_What is required:_ Where the word "formato" occurs in a line of the listing below, copy that line.
Top of Provided records
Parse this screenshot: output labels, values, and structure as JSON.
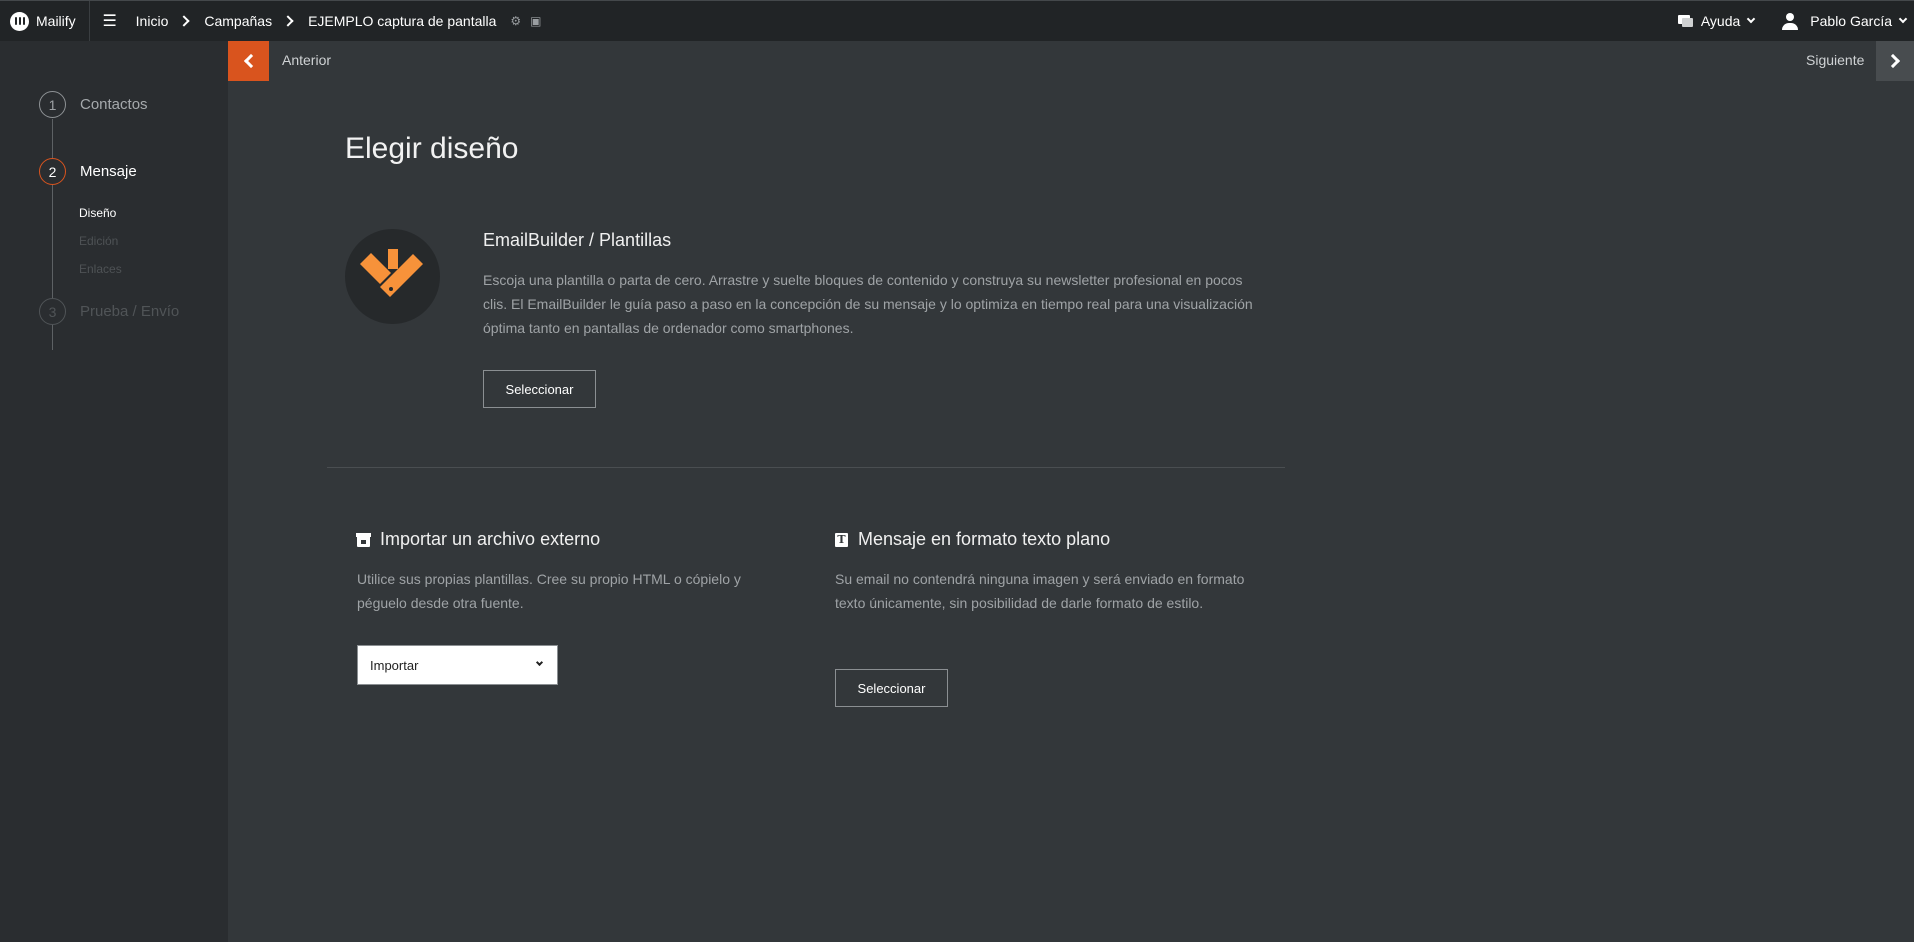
{
  "topbar": {
    "logo_text": "Mailify",
    "breadcrumbs": [
      "Inicio",
      "Campañas",
      "EJEMPLO captura de pantalla"
    ],
    "help_label": "Ayuda",
    "user_name": "Pablo García"
  },
  "nav": {
    "prev_label": "Anterior",
    "next_label": "Siguiente"
  },
  "steps": [
    {
      "num": "1",
      "label": "Contactos",
      "state": "done"
    },
    {
      "num": "2",
      "label": "Mensaje",
      "state": "active"
    },
    {
      "num": "3",
      "label": "Prueba / Envío",
      "state": "disabled"
    }
  ],
  "substeps": [
    "Diseño",
    "Edición",
    "Enlaces"
  ],
  "main": {
    "title": "Elegir diseño",
    "emailbuilder": {
      "title": "EmailBuilder / Plantillas",
      "description": "Escoja una plantilla o parta de cero. Arrastre y suelte bloques de contenido y construya su newsletter profesional en pocos clis. El EmailBuilder le guía paso a paso en la concepción de su mensaje y lo optimiza en tiempo real para una visualización óptima tanto en pantallas de ordenador como smartphones.",
      "button": "Seleccionar"
    },
    "import": {
      "title": "Importar un archivo externo",
      "description": "Utilice sus propias plantillas. Cree su propio HTML o cópielo y péguelo desde otra fuente.",
      "select_value": "Importar"
    },
    "plaintext": {
      "title": "Mensaje en formato texto plano",
      "description": "Su email no contendrá ninguna imagen y será enviado en formato texto únicamente, sin posibilidad de darle formato de estilo.",
      "button": "Seleccionar",
      "icon_glyph": "T"
    }
  },
  "colors": {
    "accent": "#d9541e",
    "logo_orange": "#f7923a",
    "background": "#33373a",
    "sidebar": "#2a2d30",
    "topbar": "#212426"
  }
}
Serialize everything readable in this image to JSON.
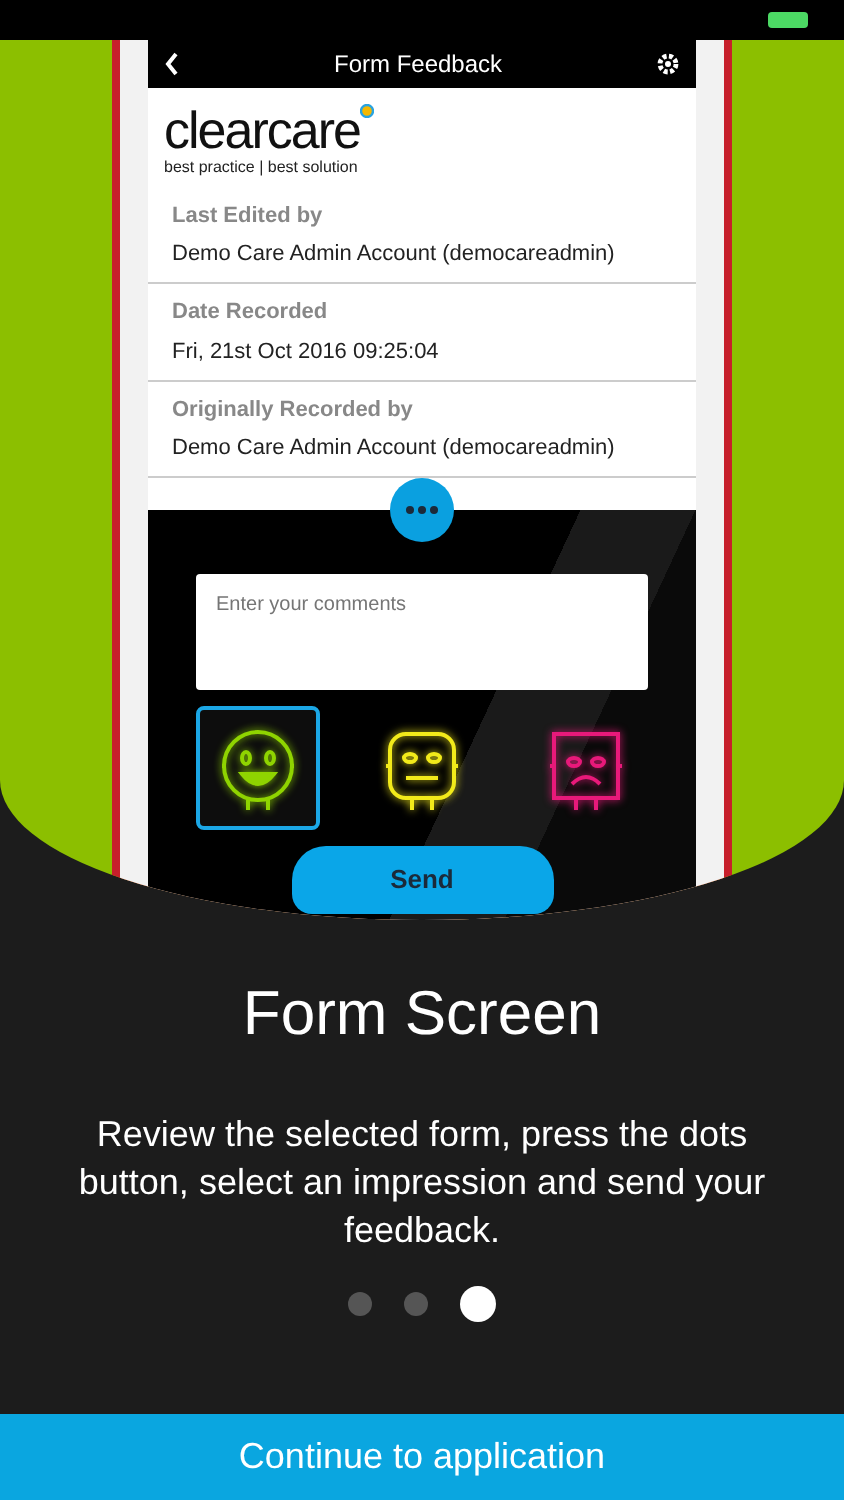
{
  "app_screen": {
    "title": "Form Feedback",
    "logo": {
      "name": "**clear**care",
      "tagline": "best practice | best solution"
    },
    "fields": [
      {
        "label": "Last Edited by",
        "value": "Demo Care Admin Account  (democareadmin)"
      },
      {
        "label": "Date Recorded",
        "value": "Fri, 21st Oct 2016   09:25:04"
      },
      {
        "label": "Originally Recorded by",
        "value": "Demo Care Admin Account  (democareadmin)"
      }
    ],
    "comment": {
      "placeholder": "Enter your comments"
    },
    "impressions": [
      {
        "kind": "happy",
        "color": "#8fd400",
        "selected": true
      },
      {
        "kind": "neutral",
        "color": "#f2ea1a",
        "selected": false
      },
      {
        "kind": "sad",
        "color": "#e8197a",
        "selected": false
      }
    ],
    "send_button": "Send"
  },
  "heading": "Form Screen",
  "description": "Review the selected form, press the dots button, select an impression and send your feedback.",
  "pages": [
    {
      "selected": false
    },
    {
      "selected": false
    },
    {
      "selected": true
    }
  ],
  "continue_button": "Continue to application"
}
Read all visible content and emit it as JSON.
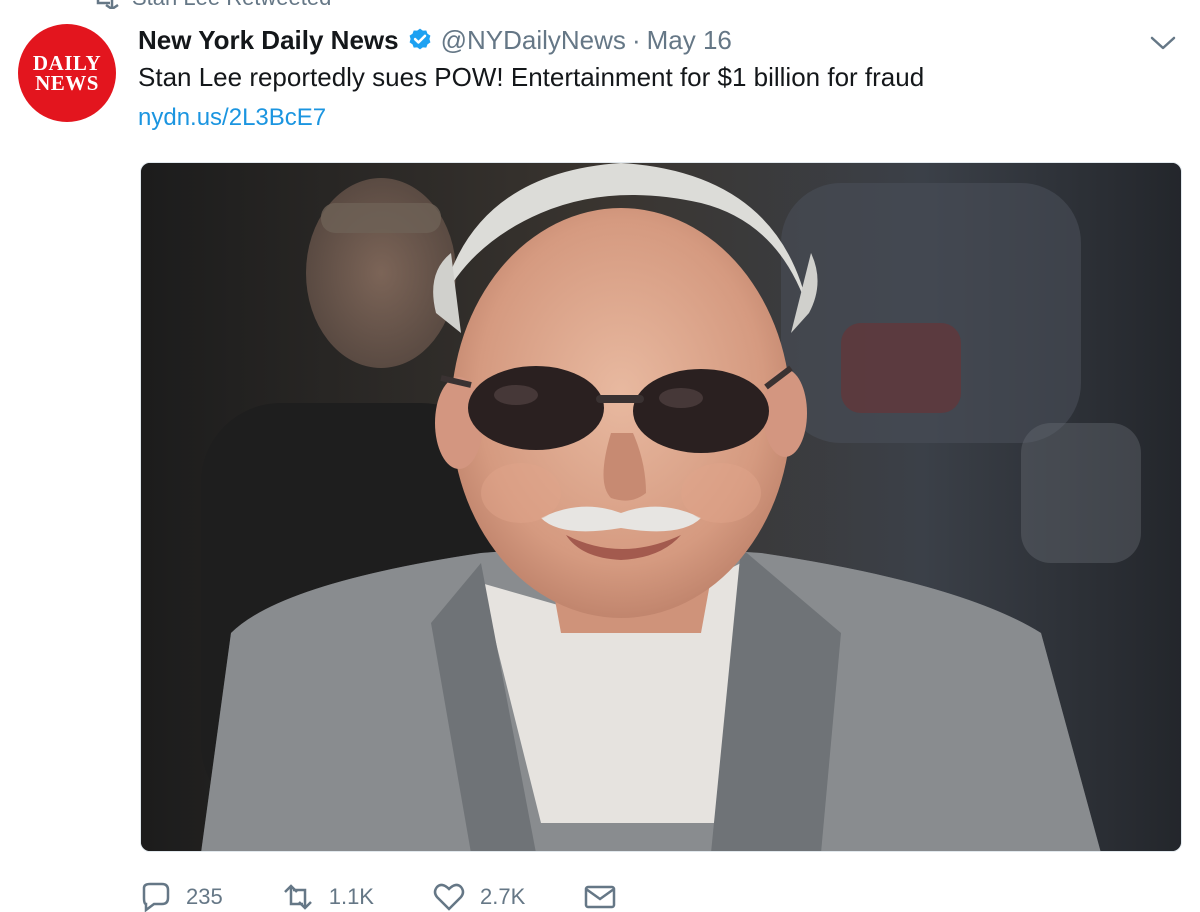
{
  "retweet_context": {
    "text": "Stan Lee Retweeted"
  },
  "tweet": {
    "avatar_line1": "DAILY",
    "avatar_line2": "NEWS",
    "display_name": "New York Daily News",
    "handle": "@NYDailyNews",
    "separator": "·",
    "date": "May 16",
    "text": "Stan Lee reportedly sues POW! Entertainment for $1 billion for fraud",
    "link": "nydn.us/2L3BcE7"
  },
  "actions": {
    "reply_count": "235",
    "retweet_count": "1.1K",
    "like_count": "2.7K"
  },
  "colors": {
    "brand_red": "#e3151e",
    "link_blue": "#1b95e0",
    "verified_blue": "#1da1f2",
    "muted_gray": "#657786"
  }
}
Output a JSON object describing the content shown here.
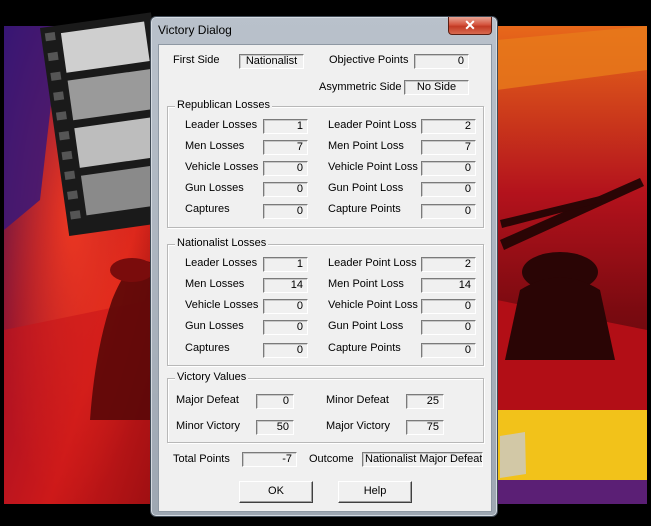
{
  "window": {
    "title": "Victory Dialog",
    "close_glyph": "✕"
  },
  "header": {
    "first_side_label": "First Side",
    "first_side_value": "Nationalist",
    "objective_points_label": "Objective Points",
    "objective_points_value": "0",
    "asymmetric_side_label": "Asymmetric Side",
    "asymmetric_side_value": "No Side"
  },
  "republican_losses": {
    "title": "Republican Losses",
    "rows": [
      {
        "label": "Leader Losses",
        "value": "1",
        "point_label": "Leader Point Loss",
        "point_value": "2"
      },
      {
        "label": "Men Losses",
        "value": "7",
        "point_label": "Men Point Loss",
        "point_value": "7"
      },
      {
        "label": "Vehicle Losses",
        "value": "0",
        "point_label": "Vehicle Point Loss",
        "point_value": "0"
      },
      {
        "label": "Gun Losses",
        "value": "0",
        "point_label": "Gun Point Loss",
        "point_value": "0"
      },
      {
        "label": "Captures",
        "value": "0",
        "point_label": "Capture Points",
        "point_value": "0"
      }
    ]
  },
  "nationalist_losses": {
    "title": "Nationalist Losses",
    "rows": [
      {
        "label": "Leader Losses",
        "value": "1",
        "point_label": "Leader Point Loss",
        "point_value": "2"
      },
      {
        "label": "Men Losses",
        "value": "14",
        "point_label": "Men Point Loss",
        "point_value": "14"
      },
      {
        "label": "Vehicle Losses",
        "value": "0",
        "point_label": "Vehicle Point Loss",
        "point_value": "0"
      },
      {
        "label": "Gun Losses",
        "value": "0",
        "point_label": "Gun Point Loss",
        "point_value": "0"
      },
      {
        "label": "Captures",
        "value": "0",
        "point_label": "Capture Points",
        "point_value": "0"
      }
    ]
  },
  "victory_values": {
    "title": "Victory Values",
    "major_defeat_label": "Major Defeat",
    "major_defeat_value": "0",
    "minor_defeat_label": "Minor Defeat",
    "minor_defeat_value": "25",
    "minor_victory_label": "Minor Victory",
    "minor_victory_value": "50",
    "major_victory_label": "Major Victory",
    "major_victory_value": "75"
  },
  "footer": {
    "total_points_label": "Total Points",
    "total_points_value": "-7",
    "outcome_label": "Outcome",
    "outcome_value": "Nationalist Major Defeat"
  },
  "buttons": {
    "ok_label": "OK",
    "help_label": "Help"
  },
  "colors": {
    "flag_red": "#c0161b",
    "flag_yellow": "#f2c21a",
    "flag_purple": "#5b1f75",
    "dialog_face": "#f0f0f0",
    "close_red": "#c94530"
  },
  "icons": {
    "close": "close-icon"
  }
}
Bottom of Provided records
_Finished task:_
      "title": "Mensaje en formato texto plano",
      "description": "Su email no contendrá ninguna imagen y será enviado en formato texto únicamente, sin posibilidad de darle formato de estilo.",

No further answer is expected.